Blood disorders encompass a wide range of conditions that affect the blood’s composition and function. One common blood disorder is high blood pressure, also known as hypertension. What is high blood pressure ? It is a condition in which the force of blood against the walls of the arteries is consistently elevated.

This can lead to various complications, including heart disease, stroke, and kidney failure. Understanding the causes and effects of high blood pressure is crucial for managing blood disorders effectively.

Prevention of Blood Disorders

Blood disorders

Preventing blood disorders involves various strategies aimed at reducing the risk of developing these conditions. These strategies include genetic counseling, vaccination, and environmental precautions.

Genetic Counseling

Genetic counseling plays a crucial role in identifying individuals at risk of inherited blood disorders. By analyzing family history and genetic testing, genetic counselors can assess the likelihood of an individual carrying a gene mutation that increases their risk of developing a specific blood disorder.

This information empowers individuals to make informed decisions about their reproductive choices and adopt preventive measures to mitigate their risk.

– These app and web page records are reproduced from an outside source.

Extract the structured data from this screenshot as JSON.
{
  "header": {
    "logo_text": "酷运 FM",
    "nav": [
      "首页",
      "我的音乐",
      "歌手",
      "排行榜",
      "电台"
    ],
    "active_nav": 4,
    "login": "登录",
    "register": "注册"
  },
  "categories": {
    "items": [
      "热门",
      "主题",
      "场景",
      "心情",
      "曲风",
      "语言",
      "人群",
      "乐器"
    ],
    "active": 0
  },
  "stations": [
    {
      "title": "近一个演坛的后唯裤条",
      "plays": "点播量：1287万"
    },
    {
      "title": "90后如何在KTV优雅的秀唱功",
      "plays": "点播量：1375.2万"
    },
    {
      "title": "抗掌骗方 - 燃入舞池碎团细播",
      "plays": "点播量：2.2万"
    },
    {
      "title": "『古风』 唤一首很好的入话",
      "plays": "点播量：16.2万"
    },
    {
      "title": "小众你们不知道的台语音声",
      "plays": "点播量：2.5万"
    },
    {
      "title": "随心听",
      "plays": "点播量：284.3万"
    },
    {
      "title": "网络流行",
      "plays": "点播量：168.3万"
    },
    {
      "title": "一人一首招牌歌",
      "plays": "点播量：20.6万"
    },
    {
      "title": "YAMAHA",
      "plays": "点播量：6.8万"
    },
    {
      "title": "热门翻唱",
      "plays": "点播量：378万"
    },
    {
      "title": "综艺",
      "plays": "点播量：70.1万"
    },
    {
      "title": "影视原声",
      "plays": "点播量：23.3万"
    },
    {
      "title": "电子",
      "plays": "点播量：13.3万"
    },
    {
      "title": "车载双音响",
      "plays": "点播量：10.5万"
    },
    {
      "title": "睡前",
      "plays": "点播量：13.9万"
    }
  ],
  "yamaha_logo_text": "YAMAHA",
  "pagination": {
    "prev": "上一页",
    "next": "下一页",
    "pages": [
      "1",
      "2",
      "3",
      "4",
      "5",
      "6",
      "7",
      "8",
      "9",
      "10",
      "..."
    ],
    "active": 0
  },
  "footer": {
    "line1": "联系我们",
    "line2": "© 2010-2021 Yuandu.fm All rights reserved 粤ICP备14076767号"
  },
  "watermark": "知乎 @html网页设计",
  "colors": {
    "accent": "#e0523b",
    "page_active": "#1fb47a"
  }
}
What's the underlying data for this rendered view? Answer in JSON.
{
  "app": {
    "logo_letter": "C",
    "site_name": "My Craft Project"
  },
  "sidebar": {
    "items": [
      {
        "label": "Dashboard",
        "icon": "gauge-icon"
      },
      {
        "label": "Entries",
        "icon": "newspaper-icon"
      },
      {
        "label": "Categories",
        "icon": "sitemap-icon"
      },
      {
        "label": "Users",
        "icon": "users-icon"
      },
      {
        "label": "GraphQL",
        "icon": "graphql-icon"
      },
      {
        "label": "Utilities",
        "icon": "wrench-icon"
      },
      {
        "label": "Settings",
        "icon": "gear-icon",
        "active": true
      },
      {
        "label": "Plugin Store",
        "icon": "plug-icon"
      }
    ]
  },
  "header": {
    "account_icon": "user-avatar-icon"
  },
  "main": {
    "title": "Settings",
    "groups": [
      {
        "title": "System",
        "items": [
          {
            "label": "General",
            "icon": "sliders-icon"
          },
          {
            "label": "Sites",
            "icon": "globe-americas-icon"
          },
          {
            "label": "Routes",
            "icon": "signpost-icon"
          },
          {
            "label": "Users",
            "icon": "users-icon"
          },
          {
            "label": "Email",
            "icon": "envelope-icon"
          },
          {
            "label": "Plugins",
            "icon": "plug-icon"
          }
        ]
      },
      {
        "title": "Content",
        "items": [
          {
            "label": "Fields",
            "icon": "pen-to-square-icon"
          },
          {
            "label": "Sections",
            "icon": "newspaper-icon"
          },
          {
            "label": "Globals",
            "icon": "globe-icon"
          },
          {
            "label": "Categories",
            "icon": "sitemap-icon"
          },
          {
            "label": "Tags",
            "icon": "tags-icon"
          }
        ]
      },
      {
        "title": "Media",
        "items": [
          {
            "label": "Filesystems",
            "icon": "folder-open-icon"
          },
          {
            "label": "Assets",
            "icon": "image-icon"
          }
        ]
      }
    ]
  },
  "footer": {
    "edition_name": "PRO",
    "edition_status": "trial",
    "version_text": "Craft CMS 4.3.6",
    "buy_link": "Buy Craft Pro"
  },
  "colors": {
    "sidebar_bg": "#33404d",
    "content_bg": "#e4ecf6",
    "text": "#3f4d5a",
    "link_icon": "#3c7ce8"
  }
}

Vaccinations are essential in preventing infections that can lead to blood disorders. For instance, the hepatitis B vaccine protects against hepatitis B virus (HBV), which can cause liver damage and increase the risk of developing liver cancer. Similarly, the human papillomavirus (HPV) vaccine prevents HPV infection, which is linked to certain types of leukemia.

Environmental Precautions

Reducing exposure to toxins and radiation can help prevent blood disorders. Exposure to certain chemicals, such as benzene and pesticides, has been associated with an increased risk of leukemia and other blood disorders. Ionizing radiation, such as that emitted during medical imaging or nuclear accidents, can also damage blood cells and contribute to blood disorders.

Research and Advancements in Blood Disorders

Research efforts in blood disorders aim to enhance our understanding of these conditions and develop more effective treatments. Ongoing research focuses on exploring genetic and molecular mechanisms, investigating novel therapies, and improving diagnostic techniques.

Clinical Trials

Clinical trials play a crucial role in evaluating the safety and efficacy of new treatments for blood disorders. These trials involve carefully controlled studies conducted on human participants to assess the benefits and risks of potential therapies.

Future Directions

Future advancements in blood disorders may include:

  • Precision medicine:Tailoring treatments to individual patients based on their genetic profile and disease characteristics.
  • Gene editing:Correcting genetic defects responsible for certain blood disorders.
  • Stem cell therapy:Using stem cells to repair or replace damaged blood cells.
  • Improved diagnostics:Developing more accurate and sensitive tests for early detection and monitoring of blood disorders.

Ultimate Conclusion

Blood disorders, while diverse in their nature, share common ground in their impact on our health. By understanding the underlying mechanisms, we can empower ourselves with knowledge and proactive measures to prevent, diagnose, and manage these conditions effectively.

Ongoing research and advancements in the field of blood disorders hold promise for the future, offering hope for improved treatments and potential cures.

Top FAQs

What are the most common blood disorders?

Anemia, leukemia, lymphoma, and hemophilia are among the most prevalent blood disorders.

What are the early signs of a blood disorder?

Fatigue, weakness, bleeding, bruising, and infections can be early indicators of a blood disorder.

Can blood disorders be prevented?

While some blood disorders are genetic, others can be prevented through measures like vaccinations, avoiding exposure to toxins, and managing underlying health conditions.